Can we meet before the next deliverable to make sure everything is clear and this doesn’t happen again? Often more communication will find paths around things that are more complex. Perhaps feature X can be simplified or avoided all together? Or maybe there is a better way to build X?

I will talk about this in more detail a bit later on, but the biggest cause of creep is when too many people have access to the dev team so keep it focused.

A good relationship should have a give and take when it comes to scope. The dev team is on your side and therefore should be willing to do their best to keep things tight and on budget even with a bit of creep. Development takes time and expertise. If something needs to change then both sides should be upfront and honest on who is taking it on the chin. Sometimes the client pays more money (or adds time to the deadline) and other times the dev team works extra to get it done.

Let Experts Be Experts

You are an expert in your field. You know all the widgets from the doodads from the gizmos. This is what makes you excellent at your job. Coincidentally, this is also what makes your dev team excellent at theirs.

What often happens when it comes to managing a dev team is that a client believes that their expertise in their field translates directly into software design. While your knowledge is critical to the success of the project, it is important to let your devs offer solutions to the problems you need to solve. They will often surprise you with inventive solutions that are easier to build and will save you money.

Development is a collaborative effort and both sides have value to bring. You know your business and they know theirs. Trust is, again, crucial here. If the devs say X feature will take 40 hours, feel free to ask for a breakdown so you can make sure you are on the same page, but trust it when they give it to you.

One Throat to Choke

As I mentioned earlier, the number 1 reason for projects going sideways is that there are just too many cooks in the kitchen. Clients often lead by committee which means everything….is….slower.

Ideally, try to have a single point of contact in your company to have the final decision, manage the scope, and talk to the dev team. Having too many people reaching out to the dev team can create a confusion of expectations, priorities and will result in a constantly changing spec.
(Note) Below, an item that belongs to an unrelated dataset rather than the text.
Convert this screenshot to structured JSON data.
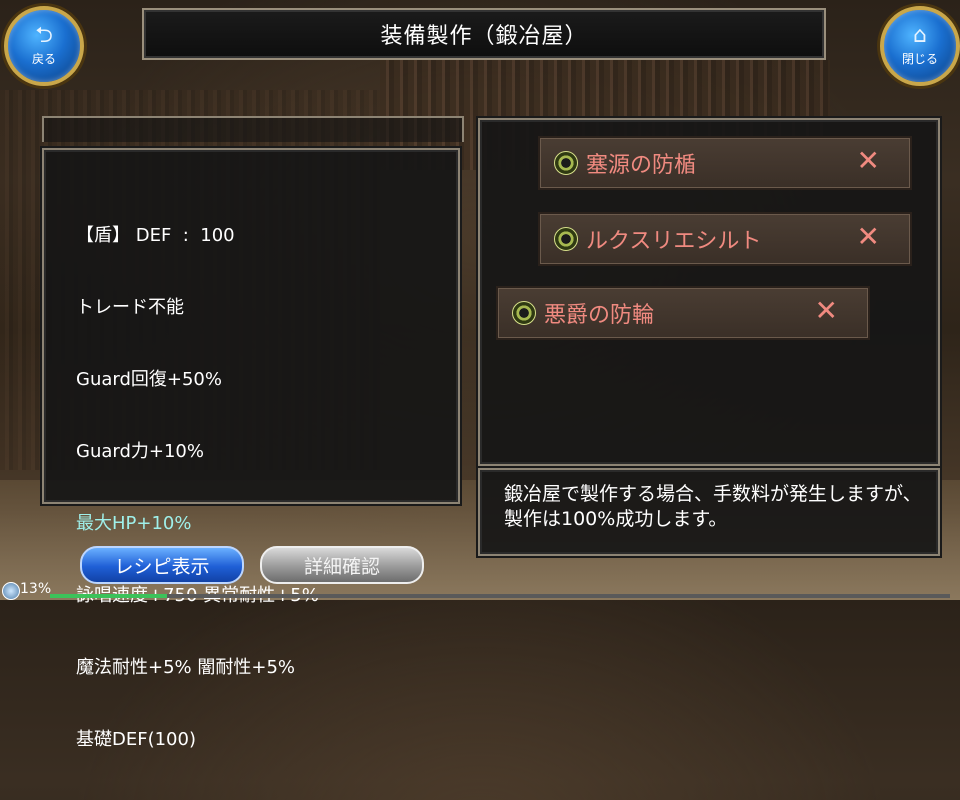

No good comes from that.

This goes for the dev side as well. They should have a front person that helps you strategize what should be built and then communicates that back to the team to get it done.

Now I am not suggesting that all communication between teams should stop. Again, let experts be experts… Bring in the designers when you need a new screen or flow, or if a subject matter expert on your team needs to talk, then encourage it and take notes. The key is that at the end of the discussion all tasks should come from one person to one person. That way there is much less room for confusion, which leads to clear expectations, which leads to magic.

Feedback is Required

As the project moves forward, it is imperative to provide thoughtful, consistent feedback to the team. If your dev team is missing the mark, then say something! Without feedback, they will assume they are on the right track and continue building. If they are going the wrong way and no one says anything, what do you think happens to the project?

My recommendation is that for any ongoing project (i.e. more than a month long), the leads on each team should meet once every one or two weeks. Catch up, build rapport, discuss the good/bad/ugly and plan for the next push. It shouldn’t take more than an hour and it will keep the project chugging along.

I have said before, but it bears repeating… building software is hard. It is hard to do and it is also hard to manage. If you have read this far, then you are already way ahead of a lot of clients because you have shown a desire to learn and treat your team right. That desire will help you get the software you need built well, on budget, and on time.

Advice from the Trenches: Working with your Dev Team

So you hired your team. They are a bit funny looking over Zoom, but you vetted them and are confi...

Our superpower is cutting through the crap nonsense to get it done.